Charlotte Bösling
Doctoral candidate, third cohort (2023-2026)

Choreographies of (Not)Falling

Although it is often the ascent in a vertical movement that marks the success of climbing, it is the fall that finds its way into the audiovisual representation of the sport. Based on mountain-, expedition and climbing films, the dissertation project Choreographies of (not-)falling examines the dialectic of (not-)falling.
By depicting falling bodies, climbing films show “edgework”[1] at the moment of loss of control. While successful edgework actively maintains control over movement and body, the moment of falling marks the crossing of the boundary and the loss of control. The dissertation project investigates how bodies are choreographed (by media, among others) to avoid falling or to maintain autonomy in falling. It also examines the choreography of film-making teams and bodies, which represents another edgework moment, and looks at it in close conjunction with media and technology history in the performative sports moment. Because of its risk of injury or death, falling can be understood as a taboo subject and event that evokes reactions of a visceral nature in the spectating body. Climbing films can also inspire, teach movement, be utilized to train and thus be visual agents that access the body.  A social history of early mountain films, the notion of conquest and verticality and their imagery of colonized, gendered, working and able bodies that still influence today’s media will be critically examined.


[1] Lyng, Stephen. Edgework: A Social Psychological Analysis of Voluntary Risk Taking. University of Chicago, 1990.


Fig. 1:
FREE SOLO (US 2018, Vasarhelyi & Chin): Dean Potter in Yosemite
Fig. 2:
FREE SOLO (US 2018, Vasarhelyi & Chin): Mikey Schaefer filming El Capitan
Fig. 3:
THE HIGH ROAD (US 2019, Reel Rock & Sender Films): Nina Williams in a Highball
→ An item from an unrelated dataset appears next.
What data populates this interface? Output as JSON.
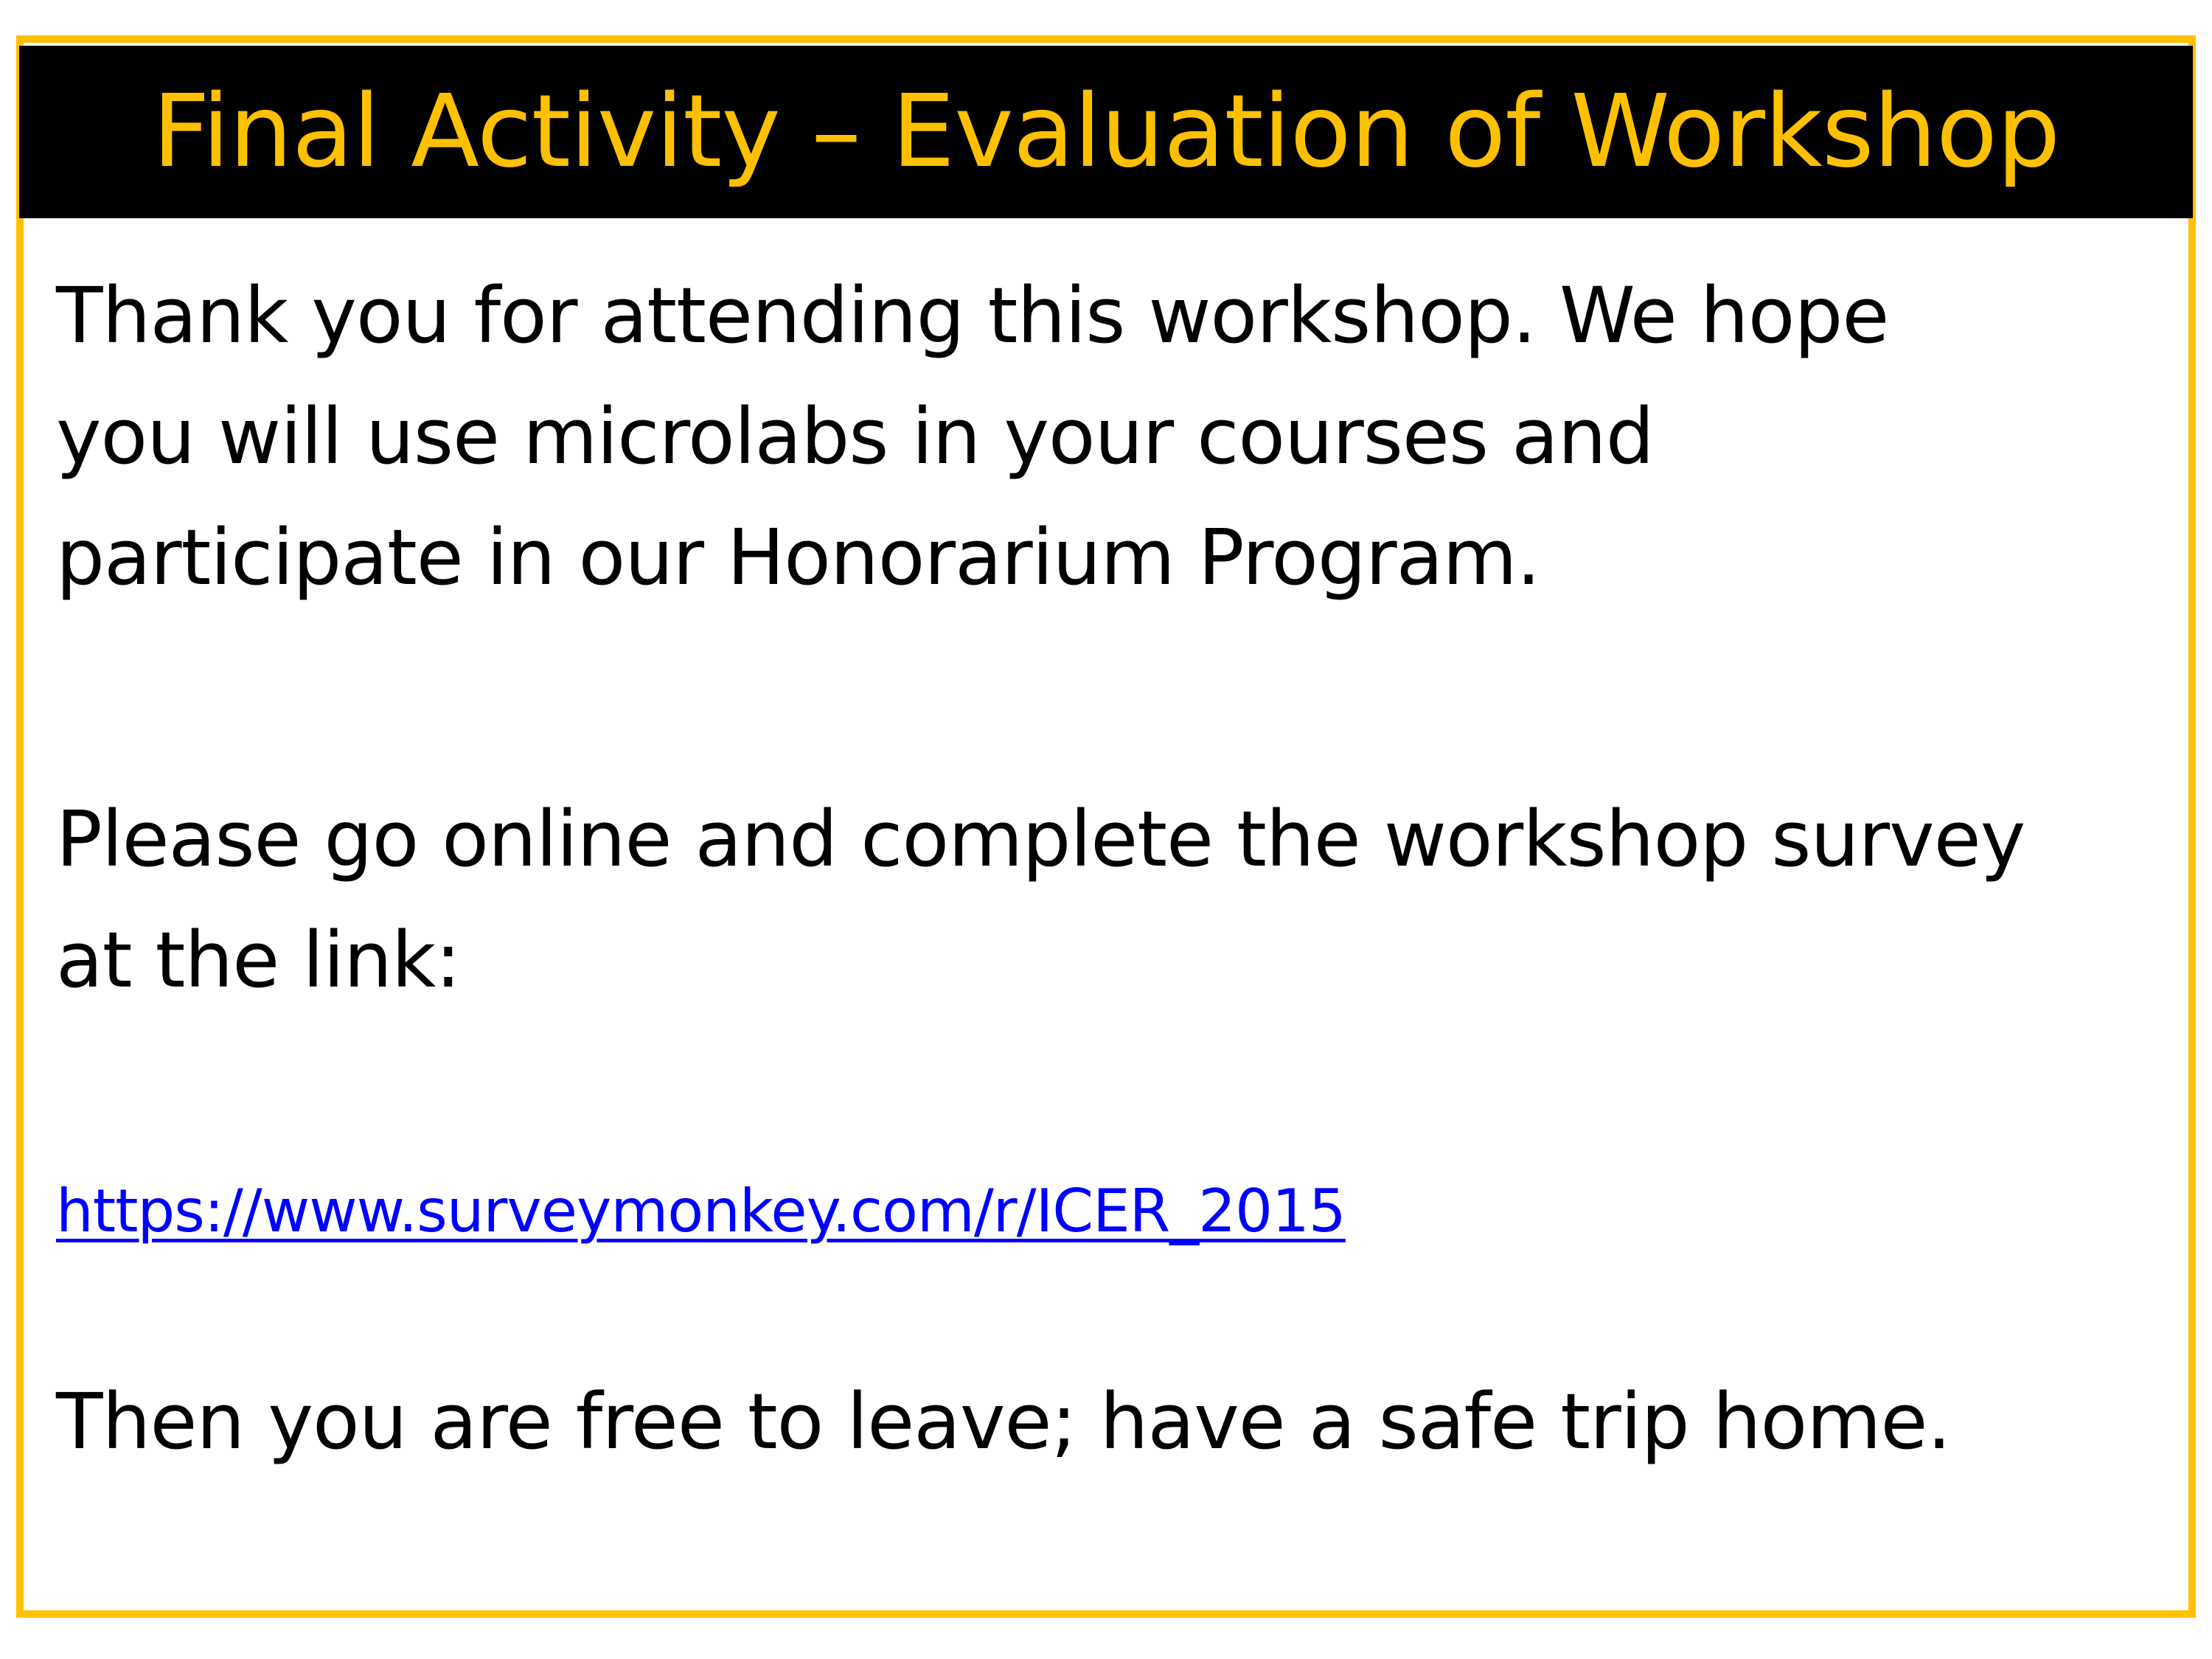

Charlotte Bösling is a research assistant at the Philipps-Universität Marburg and is currently doing her PhD in the research training group “Configurations of Film” at Goethe-Universität Frankfurt. She is an affiliated member with the research project Delocating Mountains: Cinematic Landscapes and the Alpine Model at university Innsbruck. She studied Applied Theatre Studies at the Justus Liebig University Giessen and completed the master’s program “Media and Cultural Practice” at the Philipps-University Marburg. From 2019-2022 she directed the “Theater neben dem Turm” in Marburg with Kristin Gerwien and Rolf Michenfelder. Since 2015 Charlotte Bösling has been working as a freelance photographer, videographer and director with various artists and groups, at Schauspiel Frankfurt, the Women’s Bouldering Festival Fontainebleau, Künstler*innenhaus Mousonturm and the memorial sites Augustaschacht and Gestapokeller, among others. 2023 saw the release of “Beyond the Gaze,” a ‘teaching’ film written by Prof. Dr. Greta Olson, which Charlotte directed and which takes a critical look at the production and reception of films. Her research interests include body history and body practices, film aesthetics, sports and utility film and non-theatrical film, theatre, performativity and film.